Dark Sky launched on Android this week to the delight of weather obsessed former iOS users who made their way to the intelligent side of mobile. While the app isn’t exactly a beacon of Material Design newness, it’s very much like its Apple-originated counterpart and should be familiar to fans. With that said, the pricing model isn’t like it is on iOS and is rubbing Android users the wrong way.
The weather app, like the popular iOS version, includes down-to-the-minute “hyperlocal” rain forecasts, the advanced notifications, and “accurate” 24-hour and 7-day forecasts. It has the beautiful maps too. It’s very much built to be like the iOS version, only now for Android too, which the team behind it says has always been the number one request. Oh, there are widgets as well, because this is Android, dammit, and we love widgets.
So what’s up with the pricing that is irritating our Android brethren? On iOS, you can buy Dark Sky with a one-time payment of $3.99. That payment gets you full access to the app, with those timely notifications and the other benefits that make Dark Sky such a good app. On Android, Dark Sky has decided to conduct an “experiment.” Mmmm, experiments almost always mean something you won’t like, right?
The experiment is to offer a free version of Dark Sky that acts like a standard weather app you could download in 100 different places from 100 different developers. To unlock the good features (like the notifications, alerts, minute-by-minute forecasts, and widgets), you’ll need to pay a yearly $2.99 subscription.
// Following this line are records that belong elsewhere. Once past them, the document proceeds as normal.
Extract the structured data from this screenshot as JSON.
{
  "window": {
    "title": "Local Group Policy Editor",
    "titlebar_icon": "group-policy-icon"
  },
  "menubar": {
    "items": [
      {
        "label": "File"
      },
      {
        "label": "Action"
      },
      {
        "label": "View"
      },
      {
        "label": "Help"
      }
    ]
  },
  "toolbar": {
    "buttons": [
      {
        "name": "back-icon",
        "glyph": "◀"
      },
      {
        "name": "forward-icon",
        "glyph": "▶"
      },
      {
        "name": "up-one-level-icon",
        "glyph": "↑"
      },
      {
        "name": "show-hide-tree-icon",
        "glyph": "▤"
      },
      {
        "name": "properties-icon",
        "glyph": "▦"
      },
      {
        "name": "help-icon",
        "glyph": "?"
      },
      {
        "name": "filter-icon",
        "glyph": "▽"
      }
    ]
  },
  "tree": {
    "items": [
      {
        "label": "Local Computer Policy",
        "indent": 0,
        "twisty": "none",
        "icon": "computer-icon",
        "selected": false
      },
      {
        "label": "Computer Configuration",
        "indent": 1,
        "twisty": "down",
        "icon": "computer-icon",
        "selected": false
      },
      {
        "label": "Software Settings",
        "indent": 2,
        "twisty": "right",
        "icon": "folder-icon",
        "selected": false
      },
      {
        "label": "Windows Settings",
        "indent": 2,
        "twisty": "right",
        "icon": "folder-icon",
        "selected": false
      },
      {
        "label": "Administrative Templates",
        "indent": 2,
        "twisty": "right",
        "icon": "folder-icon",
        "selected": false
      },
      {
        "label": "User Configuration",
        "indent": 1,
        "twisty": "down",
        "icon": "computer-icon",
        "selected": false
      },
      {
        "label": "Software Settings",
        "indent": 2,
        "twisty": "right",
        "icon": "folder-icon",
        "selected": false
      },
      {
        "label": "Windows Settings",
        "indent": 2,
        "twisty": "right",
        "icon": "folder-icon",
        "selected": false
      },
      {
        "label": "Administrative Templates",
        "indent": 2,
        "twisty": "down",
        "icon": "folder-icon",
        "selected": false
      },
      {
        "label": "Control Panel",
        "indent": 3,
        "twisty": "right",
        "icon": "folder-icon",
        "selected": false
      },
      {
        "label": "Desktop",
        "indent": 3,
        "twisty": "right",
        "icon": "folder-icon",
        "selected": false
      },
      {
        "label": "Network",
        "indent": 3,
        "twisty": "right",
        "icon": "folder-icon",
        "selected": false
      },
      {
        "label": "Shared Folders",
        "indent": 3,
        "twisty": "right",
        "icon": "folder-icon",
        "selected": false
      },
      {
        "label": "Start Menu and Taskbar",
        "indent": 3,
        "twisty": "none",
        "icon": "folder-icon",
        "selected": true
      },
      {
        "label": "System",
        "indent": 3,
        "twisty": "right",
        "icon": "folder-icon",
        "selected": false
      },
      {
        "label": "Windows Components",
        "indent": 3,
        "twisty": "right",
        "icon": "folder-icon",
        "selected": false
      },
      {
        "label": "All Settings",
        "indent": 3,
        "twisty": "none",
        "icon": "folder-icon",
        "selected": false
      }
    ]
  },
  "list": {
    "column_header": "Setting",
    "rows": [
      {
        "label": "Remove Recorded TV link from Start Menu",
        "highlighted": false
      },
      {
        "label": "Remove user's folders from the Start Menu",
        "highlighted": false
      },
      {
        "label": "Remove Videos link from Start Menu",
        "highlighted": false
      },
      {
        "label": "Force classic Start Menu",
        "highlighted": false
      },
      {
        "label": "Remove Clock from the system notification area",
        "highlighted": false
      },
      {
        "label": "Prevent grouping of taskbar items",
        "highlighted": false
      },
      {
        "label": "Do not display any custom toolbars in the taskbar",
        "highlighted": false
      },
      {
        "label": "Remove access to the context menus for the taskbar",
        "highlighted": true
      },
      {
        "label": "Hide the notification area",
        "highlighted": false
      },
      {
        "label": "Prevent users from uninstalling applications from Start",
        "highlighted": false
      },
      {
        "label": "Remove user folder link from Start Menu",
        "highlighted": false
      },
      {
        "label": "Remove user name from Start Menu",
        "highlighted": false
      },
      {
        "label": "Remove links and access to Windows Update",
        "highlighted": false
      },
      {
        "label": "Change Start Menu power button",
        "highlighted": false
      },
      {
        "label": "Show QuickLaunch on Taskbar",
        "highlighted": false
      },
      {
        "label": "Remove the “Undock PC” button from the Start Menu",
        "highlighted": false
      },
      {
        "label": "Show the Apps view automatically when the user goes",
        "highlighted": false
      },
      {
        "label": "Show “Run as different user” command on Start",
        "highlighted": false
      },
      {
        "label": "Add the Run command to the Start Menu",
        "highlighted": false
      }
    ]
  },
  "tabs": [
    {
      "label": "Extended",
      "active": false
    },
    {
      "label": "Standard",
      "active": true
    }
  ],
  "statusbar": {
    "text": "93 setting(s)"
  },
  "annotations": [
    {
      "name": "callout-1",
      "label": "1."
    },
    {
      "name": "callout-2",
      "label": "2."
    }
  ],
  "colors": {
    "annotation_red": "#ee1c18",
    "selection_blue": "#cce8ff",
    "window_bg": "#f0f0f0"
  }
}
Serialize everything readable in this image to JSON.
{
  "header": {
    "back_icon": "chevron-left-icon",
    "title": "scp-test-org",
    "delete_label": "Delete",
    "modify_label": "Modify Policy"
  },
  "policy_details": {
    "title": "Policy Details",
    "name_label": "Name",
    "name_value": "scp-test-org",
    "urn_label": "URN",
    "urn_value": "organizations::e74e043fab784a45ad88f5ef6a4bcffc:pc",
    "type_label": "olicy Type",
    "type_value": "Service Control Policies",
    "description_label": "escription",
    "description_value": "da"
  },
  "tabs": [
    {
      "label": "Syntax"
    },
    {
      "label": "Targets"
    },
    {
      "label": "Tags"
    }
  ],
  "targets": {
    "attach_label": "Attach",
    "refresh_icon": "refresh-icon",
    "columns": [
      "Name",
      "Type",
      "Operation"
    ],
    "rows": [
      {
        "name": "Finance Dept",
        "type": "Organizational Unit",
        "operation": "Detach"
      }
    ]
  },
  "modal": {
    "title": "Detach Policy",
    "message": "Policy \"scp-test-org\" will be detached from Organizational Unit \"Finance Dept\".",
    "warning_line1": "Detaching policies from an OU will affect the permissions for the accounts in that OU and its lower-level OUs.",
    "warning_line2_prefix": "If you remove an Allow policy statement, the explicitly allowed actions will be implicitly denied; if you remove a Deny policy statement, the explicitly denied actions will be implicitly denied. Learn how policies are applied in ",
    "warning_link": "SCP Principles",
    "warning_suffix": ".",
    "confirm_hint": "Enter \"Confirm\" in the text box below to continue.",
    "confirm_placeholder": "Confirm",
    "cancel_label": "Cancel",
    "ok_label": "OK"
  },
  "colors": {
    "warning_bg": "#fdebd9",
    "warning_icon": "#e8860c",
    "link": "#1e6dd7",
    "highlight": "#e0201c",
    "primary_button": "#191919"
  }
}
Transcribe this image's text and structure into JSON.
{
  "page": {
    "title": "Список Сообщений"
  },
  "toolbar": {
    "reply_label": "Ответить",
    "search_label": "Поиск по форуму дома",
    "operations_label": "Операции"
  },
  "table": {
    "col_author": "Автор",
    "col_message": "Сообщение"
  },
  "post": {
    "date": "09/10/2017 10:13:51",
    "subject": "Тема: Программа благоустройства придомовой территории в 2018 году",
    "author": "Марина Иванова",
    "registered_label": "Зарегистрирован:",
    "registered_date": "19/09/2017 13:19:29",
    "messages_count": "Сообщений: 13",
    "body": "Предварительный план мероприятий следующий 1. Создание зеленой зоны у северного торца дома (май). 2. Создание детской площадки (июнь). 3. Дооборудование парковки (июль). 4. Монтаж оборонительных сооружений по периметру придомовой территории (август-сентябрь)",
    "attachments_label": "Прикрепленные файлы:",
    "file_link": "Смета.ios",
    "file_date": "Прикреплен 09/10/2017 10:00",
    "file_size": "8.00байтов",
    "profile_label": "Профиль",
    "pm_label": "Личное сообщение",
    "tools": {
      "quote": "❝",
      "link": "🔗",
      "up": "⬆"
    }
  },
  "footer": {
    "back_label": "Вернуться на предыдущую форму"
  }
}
See the problem here for Android users?
According to the early reviews of Dark Sky, people aren’t exactly happy about having to keep paying $2.99 per year for access to the same app and services that iOS users get to pay a one-time $3.99 fee for. Seriously, go take a look at the reviews. As of right now, 1-star reviews are dominating the listing and almost all reference the pricing model or “experiment.”
Of course, I have some thoughts on this idea. In Dark Sky’s blog post to announce the arrival on Android, they make mention of finally being able to create an Android app because they grew their resources to the point where they can do it “right” and also continue to support it going forward. In other words, this is probably a small outfit who doesn’t have a couple of hundred million in the bank and 100 employees to make their weather app always awesome. In order to survive and continue to support both iOS and Android, and add new features, getting paid going forward on a continual basis is probably crucial.
Now, I know that people hate this idea of having to continually pay for something when we have all been trained to pay for apps once, own them for life, and expect forever and ever support and new features. Honestly, that may not be fair or sustainable to a lot of developers. You may recall Action Launcher creator Chris Lacy charging everyone again for Action Launcher 3 and people freaking out a bit. He stood by his decision because like many of you, the dude needs to feed his family and providing a lifetime worth of updates and new features on an app that isn’t producing new money is probably not a reality.
Does it suck that the Android app is different from the iOS version in terms of how you pay for it? Yeah, I get that. But maybe we all need to think about how our favorite apps can continue to receive support and the idea that a one-off payment isn’t going to cut in any longer. I don’t know the company structure or size of Dark Sky, so this isn’t me sticking up for their “experiment,” this is just a conversation over all paid apps that we probably need to start talking about.
And now my morning chat with myself is over, feel free to check out Dark Sky.
Collapse Show Comments